Curator Melissa Keys has gathered a group of emerging artists from around the world who capture movement in imaginative ways, with by far the best being Japanese micro-sculptor Takahiro Iwasaki, whose intricate structures (power line towers set in toothbrush bristles, and a miniature Coney Island housed atop a bundle of towels) transform big, powerful industrial machines into delicate objects reliant on the framework of everyday materials to remain upright. — Shane Ferro

* “Cool Calm Collected,” at Danese, 535 West 24th Street, June 14-August 17

An appropriately named series of emphatically calm work — based on dots, lines, cubes, and an awful lot of grids — would flirt with somnolence if it weren’t for the two 3-D objects that succeed at being simple and energetic at the same time: Jene Highstein’s light-as-steel sculpture “Off-Balance Balloon” (2008) and George’s Stoll’s “Untitled (Three Corners in Stepped Corner Pyramid)” (2011). — Reid Singer

* “Exercises ab initio,” at Greene Naftali, 508 West 26th Street, June 21-August 10

Imagine a yoga studio where the space, matts, and music were the same but the yogis were replaced by table lamps, while stream-of-conscious poetry graced the walls and the sounds of the construction often interrupt, and you might come close to experiencing the aura of meditative randomness that Josef Strau conjures in this show. — Terri Ciccone

* “Home Again, Again,” at the Journal Gallery, 168 North 1st Street, Williamsburg July 3-August 3

When Chris Martin opined, back in 2003, “The new abstract painting says ‘Fuck you we will not stand guard at the tomb of modernism but neither do we feel pressed to deliver the latest titillation,” he could have been prophesizing this nonchalantly smart little show, which offers a curatorial summary of contemporary abstraction emptied of its grandiloquence and sublimity, via Martin's own mesmerizing sparkly painting which rescues glitter from its girl-kitsch associations, Jeffrey Trichell's paint-chips-on-masonite pegboard composition (a scrappy rejoinder to Hirst's “Spot Paintings”), and, finally, Darren Bader's hyper-literal object-oriented sculpture — this one featuring garlic, a netti pot, and a carton of coconut water — which, though neither abstract nor a painting, fits right in because of its deadpan attitude. — Chloe Wyma

* “Piping Down the Valleys Wild,” at Stefan Stux, 530 West 25th Street, June 28-September 8
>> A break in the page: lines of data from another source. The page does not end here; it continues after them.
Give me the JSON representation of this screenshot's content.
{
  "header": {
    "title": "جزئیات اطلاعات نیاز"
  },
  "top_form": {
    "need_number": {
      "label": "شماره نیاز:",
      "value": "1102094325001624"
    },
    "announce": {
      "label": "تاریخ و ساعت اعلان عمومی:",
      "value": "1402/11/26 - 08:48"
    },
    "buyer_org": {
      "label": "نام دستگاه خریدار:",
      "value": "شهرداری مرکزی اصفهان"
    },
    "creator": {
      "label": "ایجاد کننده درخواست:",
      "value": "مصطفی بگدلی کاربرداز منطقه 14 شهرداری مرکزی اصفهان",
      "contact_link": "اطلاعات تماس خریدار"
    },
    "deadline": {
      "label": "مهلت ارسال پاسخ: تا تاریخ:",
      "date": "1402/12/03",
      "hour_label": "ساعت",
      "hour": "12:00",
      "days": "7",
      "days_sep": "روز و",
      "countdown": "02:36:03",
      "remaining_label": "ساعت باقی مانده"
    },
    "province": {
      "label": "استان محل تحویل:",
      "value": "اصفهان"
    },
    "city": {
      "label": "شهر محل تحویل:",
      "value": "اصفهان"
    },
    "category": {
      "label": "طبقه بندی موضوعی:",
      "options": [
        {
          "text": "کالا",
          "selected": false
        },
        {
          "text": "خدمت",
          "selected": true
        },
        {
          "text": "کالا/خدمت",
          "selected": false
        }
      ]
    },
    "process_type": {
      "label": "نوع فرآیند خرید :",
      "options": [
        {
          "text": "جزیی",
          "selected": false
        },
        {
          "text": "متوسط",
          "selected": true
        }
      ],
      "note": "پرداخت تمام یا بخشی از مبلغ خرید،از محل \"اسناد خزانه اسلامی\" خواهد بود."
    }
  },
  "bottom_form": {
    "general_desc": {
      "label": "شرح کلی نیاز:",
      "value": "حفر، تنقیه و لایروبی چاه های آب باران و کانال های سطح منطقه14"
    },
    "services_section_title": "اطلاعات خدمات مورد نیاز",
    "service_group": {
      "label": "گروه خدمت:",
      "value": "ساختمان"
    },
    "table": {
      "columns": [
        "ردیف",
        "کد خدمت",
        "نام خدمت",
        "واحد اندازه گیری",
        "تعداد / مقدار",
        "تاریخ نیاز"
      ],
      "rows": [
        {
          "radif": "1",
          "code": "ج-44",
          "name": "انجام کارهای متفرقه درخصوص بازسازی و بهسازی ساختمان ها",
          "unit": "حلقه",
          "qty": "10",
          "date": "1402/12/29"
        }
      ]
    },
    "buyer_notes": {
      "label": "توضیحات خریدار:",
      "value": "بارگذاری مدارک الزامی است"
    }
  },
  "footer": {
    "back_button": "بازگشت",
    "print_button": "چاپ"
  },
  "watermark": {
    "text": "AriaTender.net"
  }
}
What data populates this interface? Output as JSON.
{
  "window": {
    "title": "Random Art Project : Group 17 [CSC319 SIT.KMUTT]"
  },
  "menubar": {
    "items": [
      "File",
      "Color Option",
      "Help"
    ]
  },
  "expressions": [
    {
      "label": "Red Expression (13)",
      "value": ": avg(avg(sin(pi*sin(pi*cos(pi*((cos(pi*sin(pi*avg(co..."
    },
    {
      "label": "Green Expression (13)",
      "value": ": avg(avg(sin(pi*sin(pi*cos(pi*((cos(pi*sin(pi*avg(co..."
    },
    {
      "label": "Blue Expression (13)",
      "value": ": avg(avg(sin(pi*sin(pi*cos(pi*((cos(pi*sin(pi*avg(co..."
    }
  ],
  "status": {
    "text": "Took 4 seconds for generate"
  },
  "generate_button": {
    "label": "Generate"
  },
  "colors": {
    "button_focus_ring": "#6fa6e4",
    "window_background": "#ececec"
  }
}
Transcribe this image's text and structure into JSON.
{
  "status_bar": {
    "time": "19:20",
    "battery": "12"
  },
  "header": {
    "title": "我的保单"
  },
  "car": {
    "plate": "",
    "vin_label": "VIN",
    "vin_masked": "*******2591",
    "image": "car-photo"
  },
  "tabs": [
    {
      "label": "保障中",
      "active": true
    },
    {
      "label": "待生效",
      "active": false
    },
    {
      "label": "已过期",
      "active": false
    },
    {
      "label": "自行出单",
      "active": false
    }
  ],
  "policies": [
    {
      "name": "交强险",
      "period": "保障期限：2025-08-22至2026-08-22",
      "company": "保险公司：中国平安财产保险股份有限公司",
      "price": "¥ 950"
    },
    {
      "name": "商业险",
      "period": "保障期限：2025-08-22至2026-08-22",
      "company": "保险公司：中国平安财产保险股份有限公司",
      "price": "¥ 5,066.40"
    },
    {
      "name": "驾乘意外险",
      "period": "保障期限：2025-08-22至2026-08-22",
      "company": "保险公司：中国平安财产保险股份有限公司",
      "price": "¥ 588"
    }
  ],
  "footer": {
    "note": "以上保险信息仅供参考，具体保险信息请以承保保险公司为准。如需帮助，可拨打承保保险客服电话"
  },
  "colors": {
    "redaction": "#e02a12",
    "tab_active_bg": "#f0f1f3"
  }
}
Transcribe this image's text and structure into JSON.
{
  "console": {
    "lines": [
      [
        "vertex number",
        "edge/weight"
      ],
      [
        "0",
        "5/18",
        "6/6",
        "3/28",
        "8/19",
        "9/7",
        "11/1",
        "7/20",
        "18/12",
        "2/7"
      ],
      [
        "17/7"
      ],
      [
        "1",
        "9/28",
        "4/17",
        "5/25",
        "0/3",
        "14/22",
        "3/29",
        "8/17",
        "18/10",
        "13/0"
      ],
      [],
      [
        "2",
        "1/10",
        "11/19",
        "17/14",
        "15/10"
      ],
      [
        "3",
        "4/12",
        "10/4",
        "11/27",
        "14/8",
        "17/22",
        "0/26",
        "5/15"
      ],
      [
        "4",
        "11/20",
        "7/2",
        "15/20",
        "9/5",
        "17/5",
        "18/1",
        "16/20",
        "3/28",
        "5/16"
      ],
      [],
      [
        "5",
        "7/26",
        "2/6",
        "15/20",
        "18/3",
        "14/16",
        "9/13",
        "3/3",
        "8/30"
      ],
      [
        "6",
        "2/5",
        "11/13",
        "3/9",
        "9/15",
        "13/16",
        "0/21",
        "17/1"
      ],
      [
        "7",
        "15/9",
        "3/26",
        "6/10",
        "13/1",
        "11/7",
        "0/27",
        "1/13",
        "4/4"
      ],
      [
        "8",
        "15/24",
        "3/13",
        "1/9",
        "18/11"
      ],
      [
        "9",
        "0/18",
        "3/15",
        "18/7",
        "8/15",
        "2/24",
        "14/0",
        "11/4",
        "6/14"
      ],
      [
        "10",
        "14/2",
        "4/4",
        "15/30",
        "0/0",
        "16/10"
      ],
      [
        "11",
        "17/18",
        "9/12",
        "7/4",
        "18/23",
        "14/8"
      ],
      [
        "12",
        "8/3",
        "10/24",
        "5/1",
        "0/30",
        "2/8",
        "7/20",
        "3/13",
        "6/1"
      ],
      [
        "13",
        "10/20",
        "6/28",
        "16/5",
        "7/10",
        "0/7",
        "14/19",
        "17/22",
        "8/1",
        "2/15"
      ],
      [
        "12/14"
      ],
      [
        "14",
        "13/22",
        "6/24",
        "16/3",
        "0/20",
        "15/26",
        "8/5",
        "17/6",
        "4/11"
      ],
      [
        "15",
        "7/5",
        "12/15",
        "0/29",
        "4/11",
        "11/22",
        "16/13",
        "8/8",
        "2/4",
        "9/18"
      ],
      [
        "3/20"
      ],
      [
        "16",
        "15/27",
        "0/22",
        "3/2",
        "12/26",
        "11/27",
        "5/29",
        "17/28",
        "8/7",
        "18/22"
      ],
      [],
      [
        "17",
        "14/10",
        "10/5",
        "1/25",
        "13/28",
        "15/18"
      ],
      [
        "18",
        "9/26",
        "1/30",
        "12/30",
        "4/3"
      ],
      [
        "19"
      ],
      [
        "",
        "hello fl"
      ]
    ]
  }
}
In this summer group show inspired by William Blake's 1789 collection of poems, “Songs of Innocence,” the fading state of human innocence is debated via works that invoke childlike creativity, with Akikazu Iwamoto's highlighter-hued and comic-themed acrylic painting “The Father,” Barnaby Whitfeld's enchanting wolf-princess pastel “Flamingo Road,” and Kosyo Minchev's crude and haunting silicone painting “Boar #3” being clear standouts. — Alanna Martinez

* “Post-Op,” at Mixed Greens, 531 West 26th Street, July 12-August 17

Timely in light of the New Museum’s current engagement with Op Art in “Ghosts in the Machine,” this group exhibition showcases contemporary Op practitioners who largely lack the dazzling intensity of the first wave, with the majority of the works tending toward decorative minimalism rather than interrogations of perception. — Kyle Chayka

* “Systemic,” at Carolina Nitsch Project Room, 534 West 22nd Street, June 29-August 11

Carolina Nitsch's systems theory-informed group show juxtaposes exactly the type of serialized, geometric imagery you might expect — Tauba Auerbach's pop-up books of LeWittian sculpture, Alyson Shotz's suspended Louise Bourgeois homage — with more organic works like E.V. Day's Koonsian steel wall sculpture of a flower's pollinator and, most strikingly, Richard Dupont's terrific “Head Head” (2011), a transparent polyurethane head full of other casts of heads, making for a (literally) heady mix that really comes out ahead. Benjamin Sutton

* “The Skin We’re In,” at Yossi Milo, 245 10th Avenue, August 2-31

Responding to a 19th-century Oliver Wendell Holmes quote predicting the impending over-saturation of images, the group show “The Skin We're In” consists only of works created through the reconstitution of already existing images, resulting in an aesthetically rich, multi-layered, and complex show highlighted by “A. Trio,” Lindsay Lawson's video re-creation of dancer Yvonne Rainer’s performance “Trio A.” — Sara Roffino